Relations: An Anthology of African and Diaspora Voices

Fresh and electrifying—stories, poems, and essays by African and diaspora writers, edited by author Nana Ekua Brew-Hammond.

Relations punctures the human illusion of separation. New and established storytellers reshape the narratives that divide and subjugate, revealing the truth of our shared humanity despite differences in language, identity, class, gender, and beyond. This vital anthology is Nana Ekua Brew-Hammond’s striking vision of a meeting place of perspectives, centered in the African and diaspora experience.

In a post-Black Panther world, it is an urgent and welcome embrace of the diversity of Blackness. A refreshing collection of genre-spanning literature, it offers a vibrant meditation on being—inviting connection across real and imagined borders, and celebration of the most profound relations.

A Dead Name That Learned How To Live

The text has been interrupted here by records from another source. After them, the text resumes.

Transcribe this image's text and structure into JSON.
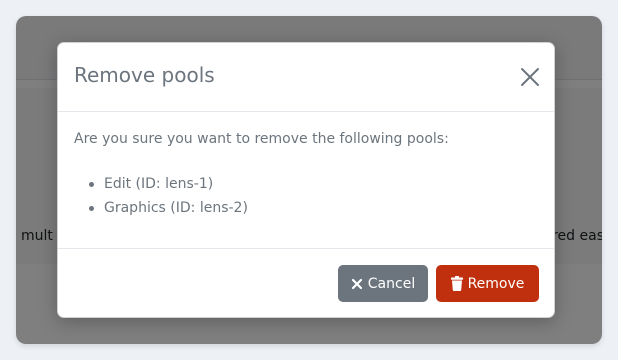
{
  "background": {
    "band_text_left": "o mult",
    "band_text_right": "red eas",
    "bottom_text_1": "",
    "bottom_text_2": ""
  },
  "modal": {
    "title": "Remove pools",
    "prompt": "Are you sure you want to remove the following pools:",
    "pools": [
      "Edit (ID: lens-1)",
      "Graphics (ID: lens-2)"
    ],
    "close_icon": "close-icon",
    "cancel_label": "Cancel",
    "cancel_icon": "times-icon",
    "remove_label": "Remove",
    "remove_icon": "trash-icon"
  },
  "colors": {
    "cancel_button": "#6c757d",
    "remove_button": "#c0300e",
    "text_muted": "#6c757d"
  }
}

An honest lyric, a mighty harpoon straight from the heart, Golden’s debut collection, A Dead Name That Learned How to Live, weaves poems, family photographs, & self-portraits to share a journey of survival & living in the American south. Exploring themes of loss & legacy, nation & love language, forgiveness & fortitude, Blackness & being, Golden continually asks–What shifts within & around us when we choose to name ourselves & our kin here–our tragedy & triumphs, our human failures & feelings, our desires to be free?

Released on their parents’ 30th wedding anniversary (August 29th, 2022) as a dedicated love letter & living archive, this debut is an awe & ode towards southern Virginia & Eastern Shore Maryland, Black family pasts, presents, & futures, to Black queer beginnings & belongings outside and within the family home.

Updated hours for Jan. 9 due to winter weather

The University of Iowa Libraries have updated hours due for Tuesday, Jan. 9, 2024, due to winter weather.

(UPDATED at 4:15 p.m. to reflect the Main Library’s 5 p.m. closure)

  • Art Library – Closed
  • Hardin Library for the Health Sciences – Closing at 3 p.m. The 24-hour study will then open and online chat will be available until 6 p.m.
  • Lichtenberger Engineering Library – Closed with online services
  • Main Library – Closing at 5 p.m.
    • There are no delivery services within the library or between the libraries.
    • The Digital Scholarship and Publishing Studio is closed.
    • Special Collections and Archives and the Iowa Women’s Archives reading rooms are closed.
  • Marvin Pomerantz Business Library – Closing at 1 p.m. with online services to follow
  • Lichtenberger Engineering Library – Closed with online services
  • Hardin Library for the Health Sciences – Closing at 3 p.m. The 24-hour study will then open and online chat will be available until 6 p.m.
  • Rita Benton Music Library – Open
  • Sciences Library – Open

    Additional Information about locations and hours can be found on the Libraries website.